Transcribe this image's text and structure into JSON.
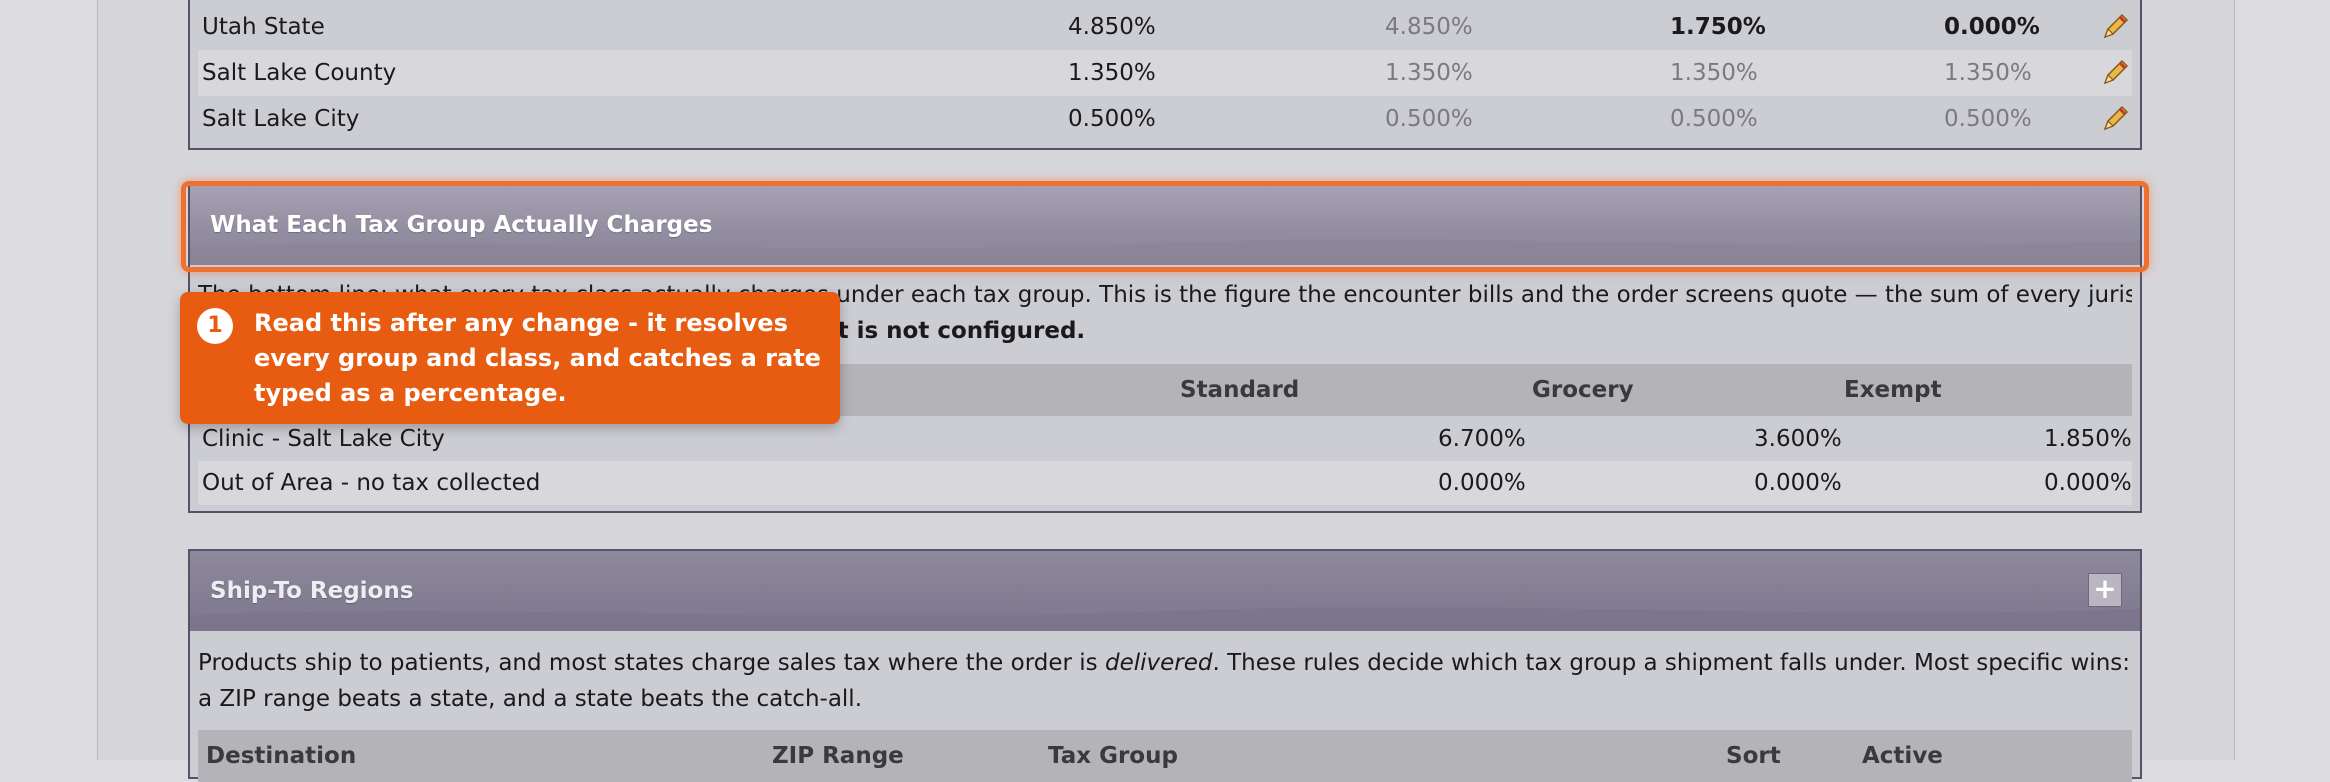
{
  "jurisdictions": {
    "rows": [
      {
        "name": "Utah State",
        "c1": "4.850%",
        "c2": "4.850%",
        "c3": "1.750%",
        "c4": "0.000%"
      },
      {
        "name": "Salt Lake County",
        "c1": "1.350%",
        "c2": "1.350%",
        "c3": "1.350%",
        "c4": "1.350%"
      },
      {
        "name": "Salt Lake City",
        "c1": "0.500%",
        "c2": "0.500%",
        "c3": "0.500%",
        "c4": "0.500%"
      }
    ]
  },
  "group_charges": {
    "title": "What Each Tax Group Actually Charges",
    "description_line1": "The bottom line: what every tax class actually charges under each tax group. This is the figure the encounter bills and the order screens quote — the sum of every jurisdiction in the group,",
    "description_line2_bold": "re, it is not configured.",
    "columns": [
      "Standard",
      "Grocery",
      "Exempt"
    ],
    "rows": [
      {
        "name": "Clinic - Salt Lake City",
        "standard": "6.700%",
        "grocery": "3.600%",
        "exempt": "1.850%"
      },
      {
        "name": "Out of Area - no tax collected",
        "standard": "0.000%",
        "grocery": "0.000%",
        "exempt": "0.000%"
      }
    ]
  },
  "callout": {
    "number": "1",
    "text": "Read this after any change - it resolves every group and class, and catches a rate typed as a percentage."
  },
  "ship_to": {
    "title": "Ship-To Regions",
    "expand_label": "+",
    "description_start": "Products ship to patients, and most states charge sales tax where the order is ",
    "description_em": "delivered",
    "description_end": ". These rules decide which tax group a shipment falls under. Most specific wins: a ZIP range beats a state, and a state beats the catch-all.",
    "columns": [
      "Destination",
      "ZIP Range",
      "Tax Group",
      "Sort",
      "Active"
    ]
  },
  "colors": {
    "accent": "#e85c12",
    "header": "#948ea2",
    "border": "#55526a"
  }
}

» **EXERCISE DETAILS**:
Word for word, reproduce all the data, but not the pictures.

» **EXERCISE RESULT**:
Transcribe this image's text and structure into JSON.
{
  "jurisdictions": {
    "rows": [
      {
        "name": "Utah State",
        "c1": "4.850%",
        "c2": "4.850%",
        "c3": "1.750%",
        "c4": "0.000%"
      },
      {
        "name": "Salt Lake County",
        "c1": "1.350%",
        "c2": "1.350%",
        "c3": "1.350%",
        "c4": "1.350%"
      },
      {
        "name": "Salt Lake City",
        "c1": "0.500%",
        "c2": "0.500%",
        "c3": "0.500%",
        "c4": "0.500%"
      }
    ]
  },
  "group_charges": {
    "title": "What Each Tax Group Actually Charges",
    "description_line1": "The bottom line: what every tax class actually charges under each tax group. This is the figure the encounter bills and the order screens quote — the sum of every jurisdiction in the group,",
    "description_line2_bold": "re, it is not configured.",
    "columns": [
      "Standard",
      "Grocery",
      "Exempt"
    ],
    "rows": [
      {
        "name": "Clinic - Salt Lake City",
        "standard": "6.700%",
        "grocery": "3.600%",
        "exempt": "1.850%"
      },
      {
        "name": "Out of Area - no tax collected",
        "standard": "0.000%",
        "grocery": "0.000%",
        "exempt": "0.000%"
      }
    ]
  },
  "callout": {
    "number": "1",
    "text": "Read this after any change - it resolves every group and class, and catches a rate typed as a percentage."
  },
  "ship_to": {
    "title": "Ship-To Regions",
    "expand_label": "+",
    "description_start": "Products ship to patients, and most states charge sales tax where the order is ",
    "description_em": "delivered",
    "description_end": ". These rules decide which tax group a shipment falls under. Most specific wins: a ZIP range beats a state, and a state beats the catch-all.",
    "columns": [
      "Destination",
      "ZIP Range",
      "Tax Group",
      "Sort",
      "Active"
    ]
  },
  "colors": {
    "accent": "#e85c12",
    "header": "#948ea2",
    "border": "#55526a"
  }
}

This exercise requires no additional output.